## [Exercise prompt]
Take every line containing "questions" from the material and copy it.

· · ·

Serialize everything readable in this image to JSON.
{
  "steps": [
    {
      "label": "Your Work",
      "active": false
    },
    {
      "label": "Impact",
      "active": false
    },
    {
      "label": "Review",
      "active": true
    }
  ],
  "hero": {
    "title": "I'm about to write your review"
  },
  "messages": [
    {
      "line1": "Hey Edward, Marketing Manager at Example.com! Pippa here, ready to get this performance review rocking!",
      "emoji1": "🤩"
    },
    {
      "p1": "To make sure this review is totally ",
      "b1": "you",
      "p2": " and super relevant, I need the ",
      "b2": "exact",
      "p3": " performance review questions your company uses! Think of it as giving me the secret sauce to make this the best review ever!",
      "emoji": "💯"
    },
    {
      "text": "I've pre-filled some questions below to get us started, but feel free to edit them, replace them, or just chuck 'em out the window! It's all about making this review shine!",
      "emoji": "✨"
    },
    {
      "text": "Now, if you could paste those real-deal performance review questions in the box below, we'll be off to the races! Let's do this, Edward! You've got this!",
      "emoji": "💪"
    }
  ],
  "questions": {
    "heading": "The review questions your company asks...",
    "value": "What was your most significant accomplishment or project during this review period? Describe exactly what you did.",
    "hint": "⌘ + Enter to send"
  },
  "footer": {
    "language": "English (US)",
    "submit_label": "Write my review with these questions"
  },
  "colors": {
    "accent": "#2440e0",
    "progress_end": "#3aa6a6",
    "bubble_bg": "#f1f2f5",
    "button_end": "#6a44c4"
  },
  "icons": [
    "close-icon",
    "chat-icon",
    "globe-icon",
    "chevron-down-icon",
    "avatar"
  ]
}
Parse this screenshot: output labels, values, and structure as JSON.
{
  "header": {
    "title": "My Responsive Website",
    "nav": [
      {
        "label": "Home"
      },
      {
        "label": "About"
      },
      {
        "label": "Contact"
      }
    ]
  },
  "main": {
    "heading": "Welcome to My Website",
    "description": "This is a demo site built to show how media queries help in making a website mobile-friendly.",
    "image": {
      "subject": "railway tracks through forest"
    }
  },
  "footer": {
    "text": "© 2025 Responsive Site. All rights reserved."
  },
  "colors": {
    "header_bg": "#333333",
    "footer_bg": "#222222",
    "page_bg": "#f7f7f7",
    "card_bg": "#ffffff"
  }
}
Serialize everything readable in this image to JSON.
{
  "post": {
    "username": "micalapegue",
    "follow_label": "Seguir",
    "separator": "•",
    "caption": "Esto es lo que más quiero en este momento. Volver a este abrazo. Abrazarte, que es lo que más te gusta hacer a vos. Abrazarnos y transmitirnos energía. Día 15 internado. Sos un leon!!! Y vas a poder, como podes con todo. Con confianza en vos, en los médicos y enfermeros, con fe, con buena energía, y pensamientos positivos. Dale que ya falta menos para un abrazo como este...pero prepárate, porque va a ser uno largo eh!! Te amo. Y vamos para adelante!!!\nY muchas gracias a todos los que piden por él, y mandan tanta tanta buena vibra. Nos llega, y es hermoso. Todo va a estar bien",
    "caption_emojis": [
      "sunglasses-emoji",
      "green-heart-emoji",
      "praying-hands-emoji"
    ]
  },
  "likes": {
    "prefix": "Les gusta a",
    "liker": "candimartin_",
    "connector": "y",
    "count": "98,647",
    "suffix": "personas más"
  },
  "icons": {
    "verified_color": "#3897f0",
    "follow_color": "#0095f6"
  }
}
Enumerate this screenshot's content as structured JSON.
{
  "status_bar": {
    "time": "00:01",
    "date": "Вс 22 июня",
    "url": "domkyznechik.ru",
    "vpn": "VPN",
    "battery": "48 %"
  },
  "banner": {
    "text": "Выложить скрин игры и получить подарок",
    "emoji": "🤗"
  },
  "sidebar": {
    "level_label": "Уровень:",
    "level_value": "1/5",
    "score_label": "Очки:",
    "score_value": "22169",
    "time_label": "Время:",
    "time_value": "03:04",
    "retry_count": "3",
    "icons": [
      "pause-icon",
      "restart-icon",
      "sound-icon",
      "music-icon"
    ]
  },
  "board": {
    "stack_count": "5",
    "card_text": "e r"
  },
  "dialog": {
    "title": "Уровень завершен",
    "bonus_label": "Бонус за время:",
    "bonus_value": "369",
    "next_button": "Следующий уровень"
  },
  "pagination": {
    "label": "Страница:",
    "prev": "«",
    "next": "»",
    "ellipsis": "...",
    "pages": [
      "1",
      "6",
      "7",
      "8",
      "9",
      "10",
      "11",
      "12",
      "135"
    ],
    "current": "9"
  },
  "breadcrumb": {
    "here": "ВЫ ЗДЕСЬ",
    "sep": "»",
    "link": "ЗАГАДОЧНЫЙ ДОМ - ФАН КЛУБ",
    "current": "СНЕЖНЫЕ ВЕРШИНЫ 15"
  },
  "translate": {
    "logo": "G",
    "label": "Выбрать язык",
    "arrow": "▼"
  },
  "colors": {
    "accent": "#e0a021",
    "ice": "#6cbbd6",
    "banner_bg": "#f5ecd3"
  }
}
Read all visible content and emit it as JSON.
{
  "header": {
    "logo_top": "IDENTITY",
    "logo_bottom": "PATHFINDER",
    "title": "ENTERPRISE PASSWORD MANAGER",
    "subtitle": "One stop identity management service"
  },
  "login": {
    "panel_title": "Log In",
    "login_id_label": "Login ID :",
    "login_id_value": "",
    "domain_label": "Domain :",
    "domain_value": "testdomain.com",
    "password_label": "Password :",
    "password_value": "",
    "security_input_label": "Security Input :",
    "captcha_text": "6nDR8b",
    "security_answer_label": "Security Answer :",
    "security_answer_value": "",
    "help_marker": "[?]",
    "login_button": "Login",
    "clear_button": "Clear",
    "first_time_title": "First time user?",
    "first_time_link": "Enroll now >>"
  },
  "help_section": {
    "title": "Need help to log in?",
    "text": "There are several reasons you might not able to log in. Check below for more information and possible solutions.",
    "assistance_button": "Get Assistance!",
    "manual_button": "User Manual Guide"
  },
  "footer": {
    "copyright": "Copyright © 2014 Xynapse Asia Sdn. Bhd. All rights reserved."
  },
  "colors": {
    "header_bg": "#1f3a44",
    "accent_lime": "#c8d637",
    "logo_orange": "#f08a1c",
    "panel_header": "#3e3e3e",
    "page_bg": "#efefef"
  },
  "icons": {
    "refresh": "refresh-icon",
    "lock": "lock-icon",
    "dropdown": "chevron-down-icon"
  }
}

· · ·

## [Finished task]
      "p3": " performance review questions your company uses! Think of it as giving me the secret sauce to make this the best review ever!",
      "text": "I've pre-filled some questions below to get us started, but feel free to edit them, replace them, or just chuck 'em out the window! It's all about making this review shine!",
      "text": "Now, if you could paste those real-deal performance review questions in the box below, we'll be off to the races! Let's do this, Edward! You've got this!",
  "questions": {
    "heading": "The review questions your company asks...",
    "submit_label": "Write my review with these questions"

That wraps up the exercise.